___ RECORD SET ___

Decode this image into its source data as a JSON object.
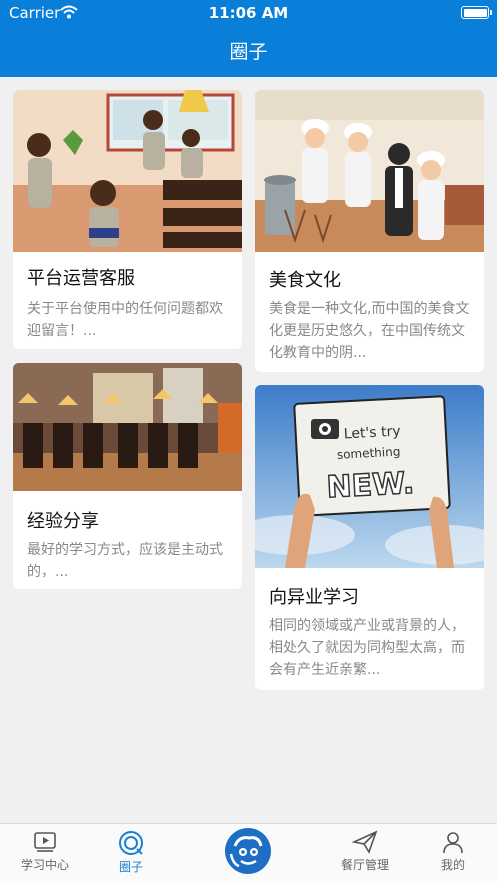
{
  "status_bar": {
    "carrier": "Carrier",
    "time": "11:06 AM"
  },
  "nav": {
    "title": "圈子"
  },
  "cards": [
    {
      "title": "平台运营客服",
      "desc": "关于平台使用中的任何问题都欢迎留言！..."
    },
    {
      "title": "美食文化",
      "desc": "美食是一种文化,而中国的美食文化更是历史悠久，在中国传统文化教育中的阴..."
    },
    {
      "title": "经验分享",
      "desc": "最好的学习方式，应该是主动式的，..."
    },
    {
      "title": "向异业学习",
      "desc": "相同的领域或产业或背景的人，相处久了就因为同构型太高，而会有产生近亲繁...",
      "image_text": [
        "Let's try",
        "something",
        "NEW."
      ]
    }
  ],
  "tabs": [
    {
      "label": "学习中心",
      "icon": "video-icon"
    },
    {
      "label": "圈子",
      "icon": "chat-circle-icon",
      "active": true
    },
    {
      "label": "",
      "icon": "center-avatar-icon"
    },
    {
      "label": "餐厅管理",
      "icon": "paper-plane-icon"
    },
    {
      "label": "我的",
      "icon": "person-icon"
    }
  ],
  "colors": {
    "primary": "#0a7fd9",
    "active_tab": "#1a7fd6",
    "background": "#f0f0f0"
  }
}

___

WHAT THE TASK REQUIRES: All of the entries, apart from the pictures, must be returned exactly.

SOLUTION FOR THIS TASK:
Decode this image into its source data as a JSON object.
{
  "status_bar": {
    "carrier": "Carrier",
    "time": "11:06 AM"
  },
  "nav": {
    "title": "圈子"
  },
  "cards": [
    {
      "title": "平台运营客服",
      "desc": "关于平台使用中的任何问题都欢迎留言！..."
    },
    {
      "title": "美食文化",
      "desc": "美食是一种文化,而中国的美食文化更是历史悠久，在中国传统文化教育中的阴..."
    },
    {
      "title": "经验分享",
      "desc": "最好的学习方式，应该是主动式的，..."
    },
    {
      "title": "向异业学习",
      "desc": "相同的领域或产业或背景的人，相处久了就因为同构型太高，而会有产生近亲繁...",
      "image_text": [
        "Let's try",
        "something",
        "NEW."
      ]
    }
  ],
  "tabs": [
    {
      "label": "学习中心",
      "icon": "video-icon"
    },
    {
      "label": "圈子",
      "icon": "chat-circle-icon",
      "active": true
    },
    {
      "label": "",
      "icon": "center-avatar-icon"
    },
    {
      "label": "餐厅管理",
      "icon": "paper-plane-icon"
    },
    {
      "label": "我的",
      "icon": "person-icon"
    }
  ],
  "colors": {
    "primary": "#0a7fd9",
    "active_tab": "#1a7fd6",
    "background": "#f0f0f0"
  }
}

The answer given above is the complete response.